    Prior to the ROW the TTC was often replacing short lengths of streetcar rails, a real traffic impediment. Major rail replacement was discussed, but the growing success of the fairly new Spadina-Chinatown ROW and with TTC published data that St. Clair west strip was the 2nd most street traveled route in the city after Spadina-Chinatown, the ROW was approved.

    Traffic on St. Clair was terrible prior to the ROW, so many left turner’s blocking traffic with no or short advance turn signals, those massively busy intersections at Christie, Dufferin, Old Weston and Keele with long lights, and just the street’s old history with almost contiguous street-level retail storefront urban design meaning lots of cars looking for parking….

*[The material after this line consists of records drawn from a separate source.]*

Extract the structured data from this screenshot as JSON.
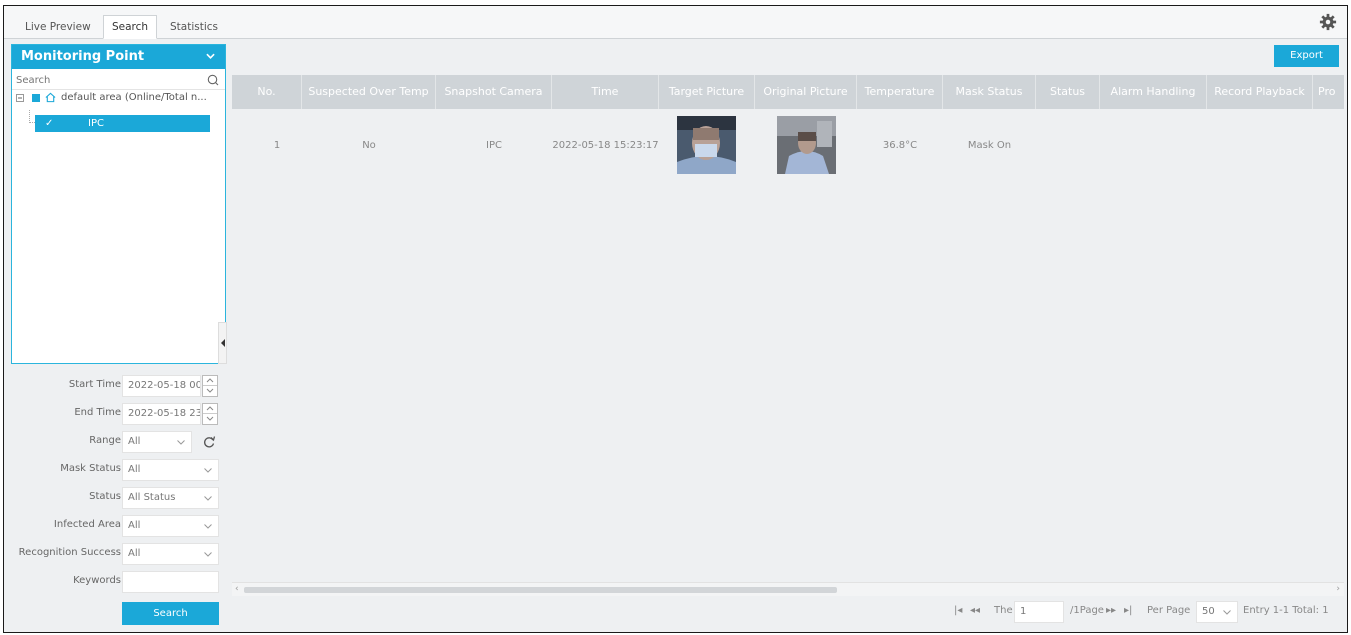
{
  "tabs": [
    {
      "label": "Live Preview",
      "active": false
    },
    {
      "label": "Search",
      "active": true
    },
    {
      "label": "Statistics",
      "active": false
    }
  ],
  "sidebar": {
    "title": "Monitoring Point",
    "search_placeholder": "Search",
    "tree_root": "default area (Online/Total n...",
    "tree_child": "IPC"
  },
  "filters": {
    "start_time_label": "Start Time",
    "start_time_value": "2022-05-18 00",
    "end_time_label": "End Time",
    "end_time_value": "2022-05-18 23",
    "range_label": "Range",
    "range_value": "All",
    "mask_status_label": "Mask Status",
    "mask_status_value": "All",
    "status_label": "Status",
    "status_value": "All Status",
    "infected_area_label": "Infected Area",
    "infected_area_value": "All",
    "recognition_label": "Recognition Success",
    "recognition_value": "All",
    "keywords_label": "Keywords",
    "keywords_value": "",
    "search_button": "Search"
  },
  "toolbar": {
    "export_label": "Export"
  },
  "table": {
    "columns": [
      "No.",
      "Suspected Over Temp",
      "Snapshot Camera",
      "Time",
      "Target Picture",
      "Original Picture",
      "Temperature",
      "Mask Status",
      "Status",
      "Alarm Handling",
      "Record Playback",
      "Pro"
    ],
    "rows": [
      {
        "no": "1",
        "over_temp": "No",
        "camera": "IPC",
        "time": "2022-05-18 15:23:17",
        "temperature": "36.8°C",
        "mask_status": "Mask On",
        "status": "",
        "alarm": "",
        "playback": ""
      }
    ]
  },
  "pager": {
    "first": "|◂",
    "prev": "◂◂",
    "the_label": "The",
    "page_value": "1",
    "of_pages": "/1Page",
    "next": "▸▸",
    "last": "▸|",
    "per_page_label": "Per Page",
    "per_page_value": "50",
    "entry_info": "Entry  1-1 Total: 1"
  },
  "colors": {
    "accent": "#1ba8d8",
    "header": "#cfd4d8",
    "background": "#eef0f2"
  }
}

    The construction wasn’t bad overall. Previous poster was absolutely correct in that older, tenuous businesses seemed to be the ones that closed up. Now there are very few vacant storefronts.

    So many frivolous injunctions that delayed construction including the police / fire access lie. That one was actually the last injunction – some fool claimed firetrucks couldn’t negotiate the raised curbs or make turns. Local fire chief testified the claim was false, he and other fire chiefs had been consulted and they had no issues with the St. Clair ROW.

    I thought that was the real only true disaster with the St. Clair west ROW: the extreme ease of frivolous injunctions being granted that delayed construction. I hope the TTC has learned from that.

  • guest

    I love that everyone’s been shoving down our throats that LRT is different from streetcar, yet we are using it here as our basis for scenario planning…

    • Anonymous

      Because it’s apparently the closest thing we have to LRT (mainly because of the ROW and the TTC’s habit of wishfully calling the Harbourfront, Spadina and St Clair lines LRT from time to time). If we really wanted to see what LRT would be like, a better (but still partial) comparison would be the line along the Queensway).

  • Sy_ken1

    If one uses statistics, then they should be meaningful in order to compare apples to apples. Did it ever occur to you that maybe congestion is down because drivers avoid using St. Clair like the plague? What is the average daily vehicle count today vs the same period before construction began. I’m positive that there will be a significant difference between the stats. Also, I have family with a business on St. Clair – their income is significantly lower. Please get your facts straight.